> [WORKING DATA]:
______________________________

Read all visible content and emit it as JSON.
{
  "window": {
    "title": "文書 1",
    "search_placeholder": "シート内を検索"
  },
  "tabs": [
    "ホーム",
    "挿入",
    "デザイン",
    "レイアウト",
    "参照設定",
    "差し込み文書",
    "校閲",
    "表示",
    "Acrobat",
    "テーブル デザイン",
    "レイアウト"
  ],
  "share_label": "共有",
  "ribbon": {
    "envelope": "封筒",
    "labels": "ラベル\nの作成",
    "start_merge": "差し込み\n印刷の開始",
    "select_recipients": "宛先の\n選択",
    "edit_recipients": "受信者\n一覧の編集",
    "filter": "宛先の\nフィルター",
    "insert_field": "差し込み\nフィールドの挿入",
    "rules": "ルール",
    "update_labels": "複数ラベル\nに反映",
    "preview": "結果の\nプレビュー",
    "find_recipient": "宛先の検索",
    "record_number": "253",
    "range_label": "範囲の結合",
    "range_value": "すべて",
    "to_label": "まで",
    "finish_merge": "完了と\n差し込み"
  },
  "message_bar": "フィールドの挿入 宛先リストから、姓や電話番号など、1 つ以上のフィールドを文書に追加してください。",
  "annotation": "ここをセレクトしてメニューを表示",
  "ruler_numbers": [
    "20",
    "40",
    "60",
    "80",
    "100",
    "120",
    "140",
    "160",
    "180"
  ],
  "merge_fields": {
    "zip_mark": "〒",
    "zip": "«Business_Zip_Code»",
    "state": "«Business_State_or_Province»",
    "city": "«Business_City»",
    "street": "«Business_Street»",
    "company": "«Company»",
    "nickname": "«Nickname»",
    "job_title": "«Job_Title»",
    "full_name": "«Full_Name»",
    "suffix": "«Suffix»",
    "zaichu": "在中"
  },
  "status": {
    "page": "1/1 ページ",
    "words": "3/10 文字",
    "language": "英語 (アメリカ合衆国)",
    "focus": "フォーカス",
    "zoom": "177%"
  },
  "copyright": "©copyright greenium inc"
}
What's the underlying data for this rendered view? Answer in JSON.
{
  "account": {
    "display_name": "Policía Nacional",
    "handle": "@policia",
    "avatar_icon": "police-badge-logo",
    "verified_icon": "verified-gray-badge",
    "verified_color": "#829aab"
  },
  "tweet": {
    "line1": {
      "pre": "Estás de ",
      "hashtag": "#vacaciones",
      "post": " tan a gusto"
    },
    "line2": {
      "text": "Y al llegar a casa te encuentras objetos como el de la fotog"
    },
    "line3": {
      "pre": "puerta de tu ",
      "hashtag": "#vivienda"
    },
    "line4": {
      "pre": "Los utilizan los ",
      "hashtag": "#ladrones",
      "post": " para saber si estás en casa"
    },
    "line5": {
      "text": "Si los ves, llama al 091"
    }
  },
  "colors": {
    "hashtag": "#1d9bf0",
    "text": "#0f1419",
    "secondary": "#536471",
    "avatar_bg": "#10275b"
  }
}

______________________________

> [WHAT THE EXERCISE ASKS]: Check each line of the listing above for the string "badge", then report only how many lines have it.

> [WRITTEN ANSWER]: 2